REQUIREMENT
Where "ports" appears in a line of the entries below, that line should be copied.

(Data about app and page elements)
================================

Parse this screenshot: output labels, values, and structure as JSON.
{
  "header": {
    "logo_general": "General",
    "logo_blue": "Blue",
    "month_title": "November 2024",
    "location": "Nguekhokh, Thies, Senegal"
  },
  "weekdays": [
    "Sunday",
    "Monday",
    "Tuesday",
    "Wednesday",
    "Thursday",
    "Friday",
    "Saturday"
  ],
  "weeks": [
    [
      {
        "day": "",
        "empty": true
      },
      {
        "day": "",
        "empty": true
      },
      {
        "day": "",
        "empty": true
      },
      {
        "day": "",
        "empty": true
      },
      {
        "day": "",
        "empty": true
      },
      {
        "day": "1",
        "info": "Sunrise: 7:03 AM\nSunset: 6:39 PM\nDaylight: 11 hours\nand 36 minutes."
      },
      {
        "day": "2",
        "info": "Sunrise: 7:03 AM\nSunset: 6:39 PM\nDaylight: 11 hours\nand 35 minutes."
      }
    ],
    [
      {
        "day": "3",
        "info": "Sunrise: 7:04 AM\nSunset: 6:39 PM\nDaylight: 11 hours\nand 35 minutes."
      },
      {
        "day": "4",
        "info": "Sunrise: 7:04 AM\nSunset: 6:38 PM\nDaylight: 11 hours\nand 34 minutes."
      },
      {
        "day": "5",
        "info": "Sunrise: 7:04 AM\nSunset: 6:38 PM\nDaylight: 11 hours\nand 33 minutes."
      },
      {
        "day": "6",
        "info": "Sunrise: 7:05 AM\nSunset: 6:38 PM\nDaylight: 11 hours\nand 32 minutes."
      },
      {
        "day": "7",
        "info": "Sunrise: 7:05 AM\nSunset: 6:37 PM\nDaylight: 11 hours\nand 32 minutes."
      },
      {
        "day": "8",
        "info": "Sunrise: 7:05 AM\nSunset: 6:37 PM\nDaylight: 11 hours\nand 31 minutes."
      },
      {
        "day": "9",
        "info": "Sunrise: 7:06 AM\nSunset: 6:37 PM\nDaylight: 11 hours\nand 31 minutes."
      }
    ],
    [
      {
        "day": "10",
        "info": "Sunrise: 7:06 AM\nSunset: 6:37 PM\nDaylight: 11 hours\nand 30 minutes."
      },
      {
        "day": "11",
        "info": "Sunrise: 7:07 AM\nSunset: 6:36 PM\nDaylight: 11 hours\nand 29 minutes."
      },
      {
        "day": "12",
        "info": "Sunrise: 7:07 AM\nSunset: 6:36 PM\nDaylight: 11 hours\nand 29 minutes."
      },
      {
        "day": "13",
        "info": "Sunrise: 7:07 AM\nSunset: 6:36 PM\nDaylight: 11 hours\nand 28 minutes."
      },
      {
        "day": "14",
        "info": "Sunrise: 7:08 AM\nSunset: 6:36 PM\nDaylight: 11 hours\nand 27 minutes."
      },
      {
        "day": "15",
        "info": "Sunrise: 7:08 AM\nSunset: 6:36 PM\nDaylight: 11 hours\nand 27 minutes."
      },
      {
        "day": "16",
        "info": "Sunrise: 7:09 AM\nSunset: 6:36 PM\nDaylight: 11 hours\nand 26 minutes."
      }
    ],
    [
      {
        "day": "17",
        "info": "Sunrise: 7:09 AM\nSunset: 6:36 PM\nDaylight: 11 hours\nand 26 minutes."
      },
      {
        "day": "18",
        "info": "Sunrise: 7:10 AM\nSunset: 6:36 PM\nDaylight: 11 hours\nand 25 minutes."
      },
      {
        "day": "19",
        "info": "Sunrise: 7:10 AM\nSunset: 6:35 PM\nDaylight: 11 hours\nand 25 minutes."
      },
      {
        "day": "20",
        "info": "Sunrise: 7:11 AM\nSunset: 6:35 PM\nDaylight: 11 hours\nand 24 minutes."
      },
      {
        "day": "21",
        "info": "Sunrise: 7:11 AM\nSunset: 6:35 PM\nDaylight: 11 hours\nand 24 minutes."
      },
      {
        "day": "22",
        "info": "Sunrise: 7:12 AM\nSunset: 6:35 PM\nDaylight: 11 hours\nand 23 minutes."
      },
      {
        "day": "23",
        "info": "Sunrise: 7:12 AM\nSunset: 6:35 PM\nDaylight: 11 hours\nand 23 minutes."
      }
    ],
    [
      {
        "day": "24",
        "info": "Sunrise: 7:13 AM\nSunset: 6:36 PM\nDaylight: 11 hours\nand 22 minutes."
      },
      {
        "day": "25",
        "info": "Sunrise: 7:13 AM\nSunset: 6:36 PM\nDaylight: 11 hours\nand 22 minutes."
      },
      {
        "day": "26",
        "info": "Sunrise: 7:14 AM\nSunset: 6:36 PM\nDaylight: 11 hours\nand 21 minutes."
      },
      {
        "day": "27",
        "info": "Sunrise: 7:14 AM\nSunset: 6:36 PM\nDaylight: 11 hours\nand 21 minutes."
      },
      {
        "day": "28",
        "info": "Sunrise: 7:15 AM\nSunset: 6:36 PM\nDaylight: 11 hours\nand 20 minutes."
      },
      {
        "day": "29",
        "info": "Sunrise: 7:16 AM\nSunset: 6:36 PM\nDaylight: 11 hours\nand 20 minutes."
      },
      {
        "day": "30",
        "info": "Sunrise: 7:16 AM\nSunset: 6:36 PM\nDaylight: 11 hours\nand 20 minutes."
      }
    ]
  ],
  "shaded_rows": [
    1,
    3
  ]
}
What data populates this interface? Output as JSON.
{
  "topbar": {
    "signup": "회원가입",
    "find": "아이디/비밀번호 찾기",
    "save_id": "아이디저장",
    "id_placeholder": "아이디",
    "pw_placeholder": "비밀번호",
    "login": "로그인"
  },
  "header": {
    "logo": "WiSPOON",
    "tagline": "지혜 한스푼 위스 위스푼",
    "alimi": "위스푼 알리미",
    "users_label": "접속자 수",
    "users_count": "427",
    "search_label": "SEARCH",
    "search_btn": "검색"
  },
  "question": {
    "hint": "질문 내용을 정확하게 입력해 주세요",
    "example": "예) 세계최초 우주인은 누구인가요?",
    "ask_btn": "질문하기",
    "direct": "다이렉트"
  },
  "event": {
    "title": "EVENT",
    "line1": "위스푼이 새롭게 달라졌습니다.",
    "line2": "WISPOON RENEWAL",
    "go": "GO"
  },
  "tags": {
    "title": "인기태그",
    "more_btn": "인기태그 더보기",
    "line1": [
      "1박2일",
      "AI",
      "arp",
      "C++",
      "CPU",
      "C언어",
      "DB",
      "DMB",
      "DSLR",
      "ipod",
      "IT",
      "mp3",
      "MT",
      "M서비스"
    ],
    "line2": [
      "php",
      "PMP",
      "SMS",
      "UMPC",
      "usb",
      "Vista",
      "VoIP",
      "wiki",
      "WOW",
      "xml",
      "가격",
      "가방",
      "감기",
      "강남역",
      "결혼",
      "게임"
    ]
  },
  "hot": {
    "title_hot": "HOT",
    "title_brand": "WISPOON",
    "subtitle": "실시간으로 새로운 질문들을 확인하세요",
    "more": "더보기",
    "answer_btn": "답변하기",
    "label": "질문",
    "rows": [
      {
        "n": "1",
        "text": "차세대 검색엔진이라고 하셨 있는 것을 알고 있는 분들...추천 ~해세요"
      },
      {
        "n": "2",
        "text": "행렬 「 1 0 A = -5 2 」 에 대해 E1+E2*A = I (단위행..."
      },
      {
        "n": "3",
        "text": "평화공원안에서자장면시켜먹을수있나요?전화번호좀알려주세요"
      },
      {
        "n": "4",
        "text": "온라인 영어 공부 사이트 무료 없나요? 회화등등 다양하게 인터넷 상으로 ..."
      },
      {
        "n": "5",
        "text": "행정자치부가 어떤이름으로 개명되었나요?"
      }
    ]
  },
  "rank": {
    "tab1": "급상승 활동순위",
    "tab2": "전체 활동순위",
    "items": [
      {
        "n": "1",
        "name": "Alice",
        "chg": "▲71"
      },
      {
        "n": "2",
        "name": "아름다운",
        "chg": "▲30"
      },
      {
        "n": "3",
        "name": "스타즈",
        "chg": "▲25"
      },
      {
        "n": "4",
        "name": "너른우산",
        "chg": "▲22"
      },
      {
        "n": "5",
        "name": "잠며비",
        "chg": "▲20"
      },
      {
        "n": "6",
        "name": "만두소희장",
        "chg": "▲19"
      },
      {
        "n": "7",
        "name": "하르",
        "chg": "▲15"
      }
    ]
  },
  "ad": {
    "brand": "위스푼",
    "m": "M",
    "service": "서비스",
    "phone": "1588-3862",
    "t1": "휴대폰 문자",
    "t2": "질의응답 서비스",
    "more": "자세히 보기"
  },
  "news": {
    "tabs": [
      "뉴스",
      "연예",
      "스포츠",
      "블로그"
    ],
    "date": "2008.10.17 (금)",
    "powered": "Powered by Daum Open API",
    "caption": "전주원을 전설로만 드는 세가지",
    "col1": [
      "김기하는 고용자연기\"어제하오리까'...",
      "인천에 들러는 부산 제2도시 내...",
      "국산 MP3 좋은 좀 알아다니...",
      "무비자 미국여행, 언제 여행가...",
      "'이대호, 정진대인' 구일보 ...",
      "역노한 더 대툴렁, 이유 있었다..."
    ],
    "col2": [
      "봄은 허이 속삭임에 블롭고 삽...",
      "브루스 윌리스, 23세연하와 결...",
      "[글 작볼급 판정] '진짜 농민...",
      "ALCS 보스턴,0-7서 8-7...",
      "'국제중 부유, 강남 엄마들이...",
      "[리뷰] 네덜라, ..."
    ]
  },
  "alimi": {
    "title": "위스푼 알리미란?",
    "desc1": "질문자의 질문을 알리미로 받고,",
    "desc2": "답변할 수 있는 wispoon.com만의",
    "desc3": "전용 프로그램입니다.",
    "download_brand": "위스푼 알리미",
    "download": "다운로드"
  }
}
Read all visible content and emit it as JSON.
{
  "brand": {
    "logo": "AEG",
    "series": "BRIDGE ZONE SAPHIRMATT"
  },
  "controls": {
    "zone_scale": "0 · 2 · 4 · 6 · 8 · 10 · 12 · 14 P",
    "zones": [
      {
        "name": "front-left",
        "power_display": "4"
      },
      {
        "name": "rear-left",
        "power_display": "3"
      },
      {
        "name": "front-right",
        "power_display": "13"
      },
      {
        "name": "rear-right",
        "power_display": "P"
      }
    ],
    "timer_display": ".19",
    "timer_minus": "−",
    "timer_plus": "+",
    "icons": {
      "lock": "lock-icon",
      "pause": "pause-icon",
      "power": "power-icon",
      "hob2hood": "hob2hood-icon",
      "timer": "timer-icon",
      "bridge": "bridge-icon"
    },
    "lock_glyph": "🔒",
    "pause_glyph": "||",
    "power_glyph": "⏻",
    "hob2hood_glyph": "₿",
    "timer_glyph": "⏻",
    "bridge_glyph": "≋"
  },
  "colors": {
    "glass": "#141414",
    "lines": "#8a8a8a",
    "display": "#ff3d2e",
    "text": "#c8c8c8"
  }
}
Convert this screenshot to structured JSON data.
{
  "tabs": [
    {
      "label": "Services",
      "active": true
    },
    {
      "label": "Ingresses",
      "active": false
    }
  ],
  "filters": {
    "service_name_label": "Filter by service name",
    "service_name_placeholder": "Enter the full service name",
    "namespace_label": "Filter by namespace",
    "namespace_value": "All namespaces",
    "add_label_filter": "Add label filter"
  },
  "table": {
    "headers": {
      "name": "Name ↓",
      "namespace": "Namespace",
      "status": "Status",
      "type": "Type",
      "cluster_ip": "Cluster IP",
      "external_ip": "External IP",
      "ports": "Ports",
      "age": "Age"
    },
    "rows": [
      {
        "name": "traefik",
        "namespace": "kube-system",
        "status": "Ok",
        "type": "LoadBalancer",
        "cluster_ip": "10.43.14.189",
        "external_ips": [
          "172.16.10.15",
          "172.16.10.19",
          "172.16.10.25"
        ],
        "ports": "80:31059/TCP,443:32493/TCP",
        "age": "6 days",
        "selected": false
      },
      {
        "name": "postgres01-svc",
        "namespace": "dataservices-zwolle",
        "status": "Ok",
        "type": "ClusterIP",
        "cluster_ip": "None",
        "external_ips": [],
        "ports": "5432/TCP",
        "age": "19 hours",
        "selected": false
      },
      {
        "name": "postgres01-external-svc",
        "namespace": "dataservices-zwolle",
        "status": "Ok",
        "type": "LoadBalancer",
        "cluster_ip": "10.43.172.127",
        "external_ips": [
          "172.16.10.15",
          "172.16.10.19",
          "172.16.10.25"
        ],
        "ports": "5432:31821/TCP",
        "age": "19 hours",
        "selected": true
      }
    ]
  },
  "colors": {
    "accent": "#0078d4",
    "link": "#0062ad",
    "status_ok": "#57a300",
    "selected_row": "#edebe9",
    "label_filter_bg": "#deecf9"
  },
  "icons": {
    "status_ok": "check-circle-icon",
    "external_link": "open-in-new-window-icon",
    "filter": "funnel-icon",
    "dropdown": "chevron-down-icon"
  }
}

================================

SOLUTION FOR THIS TASK
      "ports": "Ports",
        "ports": "80:31059/TCP,443:32493/TCP",
        "ports": "5432/TCP",
        "ports": "5432:31821/TCP",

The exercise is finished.